Entries shown ::
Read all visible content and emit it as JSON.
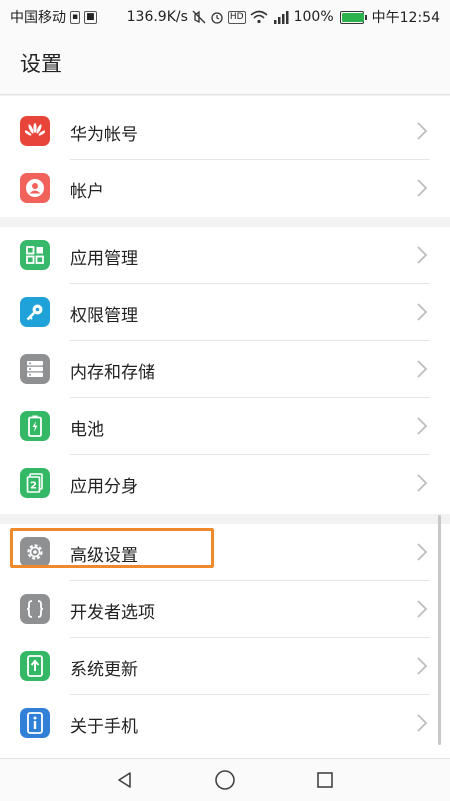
{
  "status_bar": {
    "carrier": "中国移动",
    "net_speed": "136.9K/s",
    "battery_percent": "100%",
    "time": "中午12:54",
    "icons": [
      "sim-icon",
      "notification-icon",
      "mute-icon",
      "alarm-icon",
      "hd-icon",
      "wifi-icon",
      "signal-icon",
      "battery-icon"
    ],
    "battery_level": 1.0
  },
  "header": {
    "title": "设置"
  },
  "groups": [
    {
      "items": [
        {
          "label": "华为帐号",
          "icon": "huawei-logo-icon",
          "color": "#e9443a"
        },
        {
          "label": "帐户",
          "icon": "account-icon",
          "color": "#f0625a"
        }
      ]
    },
    {
      "items": [
        {
          "label": "应用管理",
          "icon": "apps-grid-icon",
          "color": "#38b86a"
        },
        {
          "label": "权限管理",
          "icon": "key-icon",
          "color": "#1fa2d8"
        },
        {
          "label": "内存和存储",
          "icon": "storage-icon",
          "color": "#8e9092"
        },
        {
          "label": "电池",
          "icon": "battery-icon",
          "color": "#35b865"
        },
        {
          "label": "应用分身",
          "icon": "app-twin-icon",
          "color": "#35b865"
        }
      ]
    },
    {
      "items": [
        {
          "label": "高级设置",
          "icon": "gear-icon",
          "color": "#8e9092"
        },
        {
          "label": "开发者选项",
          "icon": "braces-icon",
          "color": "#8e9092"
        },
        {
          "label": "系统更新",
          "icon": "system-update-icon",
          "color": "#35b865"
        },
        {
          "label": "关于手机",
          "icon": "info-icon",
          "color": "#2f80d6"
        }
      ]
    }
  ],
  "colors": {
    "highlight": "#f0882e",
    "background": "#f2f2f2"
  },
  "nav": {
    "icons": [
      "back-icon",
      "home-icon",
      "recents-icon"
    ]
  }
}
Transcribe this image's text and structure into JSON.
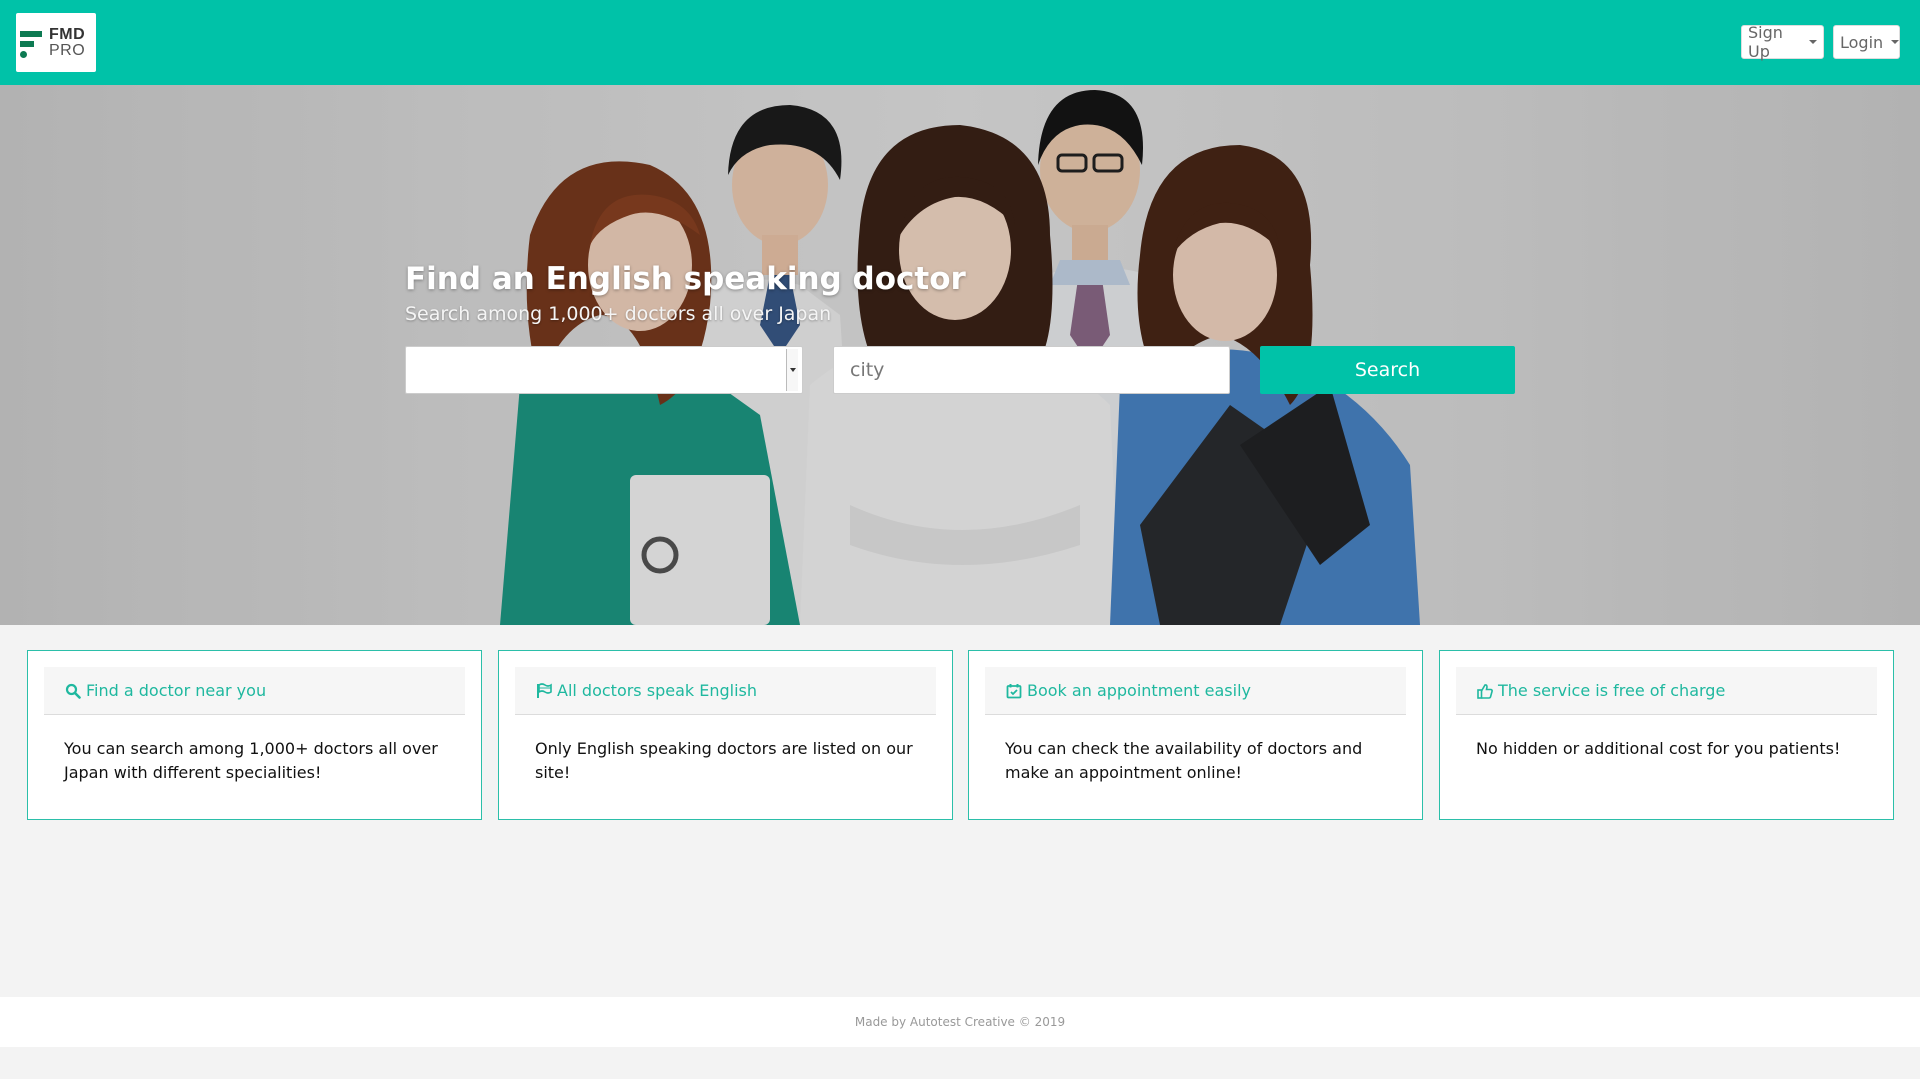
{
  "header": {
    "logo": {
      "line1": "FMD",
      "line2": "PRO"
    },
    "signup_label": "Sign Up",
    "login_label": "Login",
    "brand_color": "#00c2a8"
  },
  "hero": {
    "title": "Find an English speaking doctor",
    "subtitle": "Search among 1,000+ doctors all over Japan",
    "specialty_select": {
      "selected_value": ""
    },
    "city_placeholder": "city",
    "search_label": "Search"
  },
  "features": [
    {
      "icon": "search-icon",
      "title": "Find a doctor near you",
      "text": "You can search among 1,000+ doctors all over Japan with different specialities!"
    },
    {
      "icon": "flag-icon",
      "title": "All doctors speak English",
      "text": "Only English speaking doctors are listed on our site!"
    },
    {
      "icon": "calendar-check-icon",
      "title": "Book an appointment easily",
      "text": "You can check the availability of doctors and make an appointment online!"
    },
    {
      "icon": "thumbs-up-icon",
      "title": "The service is free of charge",
      "text": "No hidden or additional cost for you patients!"
    }
  ],
  "footer": {
    "text": "Made by Autotest Creative © 2019"
  }
}
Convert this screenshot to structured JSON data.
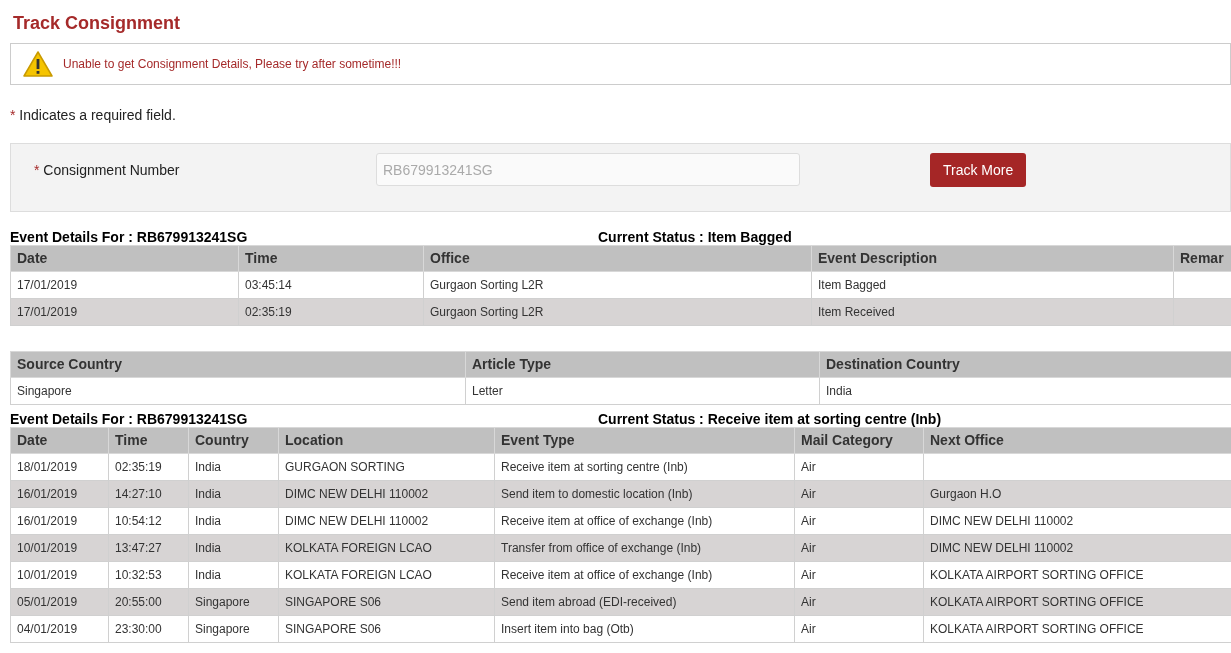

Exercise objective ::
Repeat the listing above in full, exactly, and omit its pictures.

Written solution ::
Read all visible content and emit it as JSON.
{
  "status_bar": {
    "carrier": "中国移动",
    "net_speed": "136.9K/s",
    "battery_percent": "100%",
    "time": "中午12:54",
    "icons": [
      "sim-icon",
      "notification-icon",
      "mute-icon",
      "alarm-icon",
      "hd-icon",
      "wifi-icon",
      "signal-icon",
      "battery-icon"
    ],
    "battery_level": 1.0
  },
  "header": {
    "title": "设置"
  },
  "groups": [
    {
      "items": [
        {
          "label": "华为帐号",
          "icon": "huawei-logo-icon",
          "color": "#e9443a"
        },
        {
          "label": "帐户",
          "icon": "account-icon",
          "color": "#f0625a"
        }
      ]
    },
    {
      "items": [
        {
          "label": "应用管理",
          "icon": "apps-grid-icon",
          "color": "#38b86a"
        },
        {
          "label": "权限管理",
          "icon": "key-icon",
          "color": "#1fa2d8"
        },
        {
          "label": "内存和存储",
          "icon": "storage-icon",
          "color": "#8e9092"
        },
        {
          "label": "电池",
          "icon": "battery-icon",
          "color": "#35b865"
        },
        {
          "label": "应用分身",
          "icon": "app-twin-icon",
          "color": "#35b865"
        }
      ]
    },
    {
      "items": [
        {
          "label": "高级设置",
          "icon": "gear-icon",
          "color": "#8e9092"
        },
        {
          "label": "开发者选项",
          "icon": "braces-icon",
          "color": "#8e9092"
        },
        {
          "label": "系统更新",
          "icon": "system-update-icon",
          "color": "#35b865"
        },
        {
          "label": "关于手机",
          "icon": "info-icon",
          "color": "#2f80d6"
        }
      ]
    }
  ],
  "colors": {
    "highlight": "#f0882e",
    "background": "#f2f2f2"
  },
  "nav": {
    "icons": [
      "back-icon",
      "home-icon",
      "recents-icon"
    ]
  }
}
Transcribe this image's text and structure into JSON.
{
  "header": {
    "logo": {
      "line1": "FMD",
      "line2": "PRO"
    },
    "signup_label": "Sign Up",
    "login_label": "Login",
    "brand_color": "#00c2a8"
  },
  "hero": {
    "title": "Find an English speaking doctor",
    "subtitle": "Search among 1,000+ doctors all over Japan",
    "specialty_select": {
      "selected_value": ""
    },
    "city_placeholder": "city",
    "search_label": "Search"
  },
  "features": [
    {
      "icon": "search-icon",
      "title": "Find a doctor near you",
      "text": "You can search among 1,000+ doctors all over Japan with different specialities!"
    },
    {
      "icon": "flag-icon",
      "title": "All doctors speak English",
      "text": "Only English speaking doctors are listed on our site!"
    },
    {
      "icon": "calendar-check-icon",
      "title": "Book an appointment easily",
      "text": "You can check the availability of doctors and make an appointment online!"
    },
    {
      "icon": "thumbs-up-icon",
      "title": "The service is free of charge",
      "text": "No hidden or additional cost for you patients!"
    }
  ],
  "footer": {
    "text": "Made by Autotest Creative © 2019"
  }
}
Convert this screenshot to structured JSON data.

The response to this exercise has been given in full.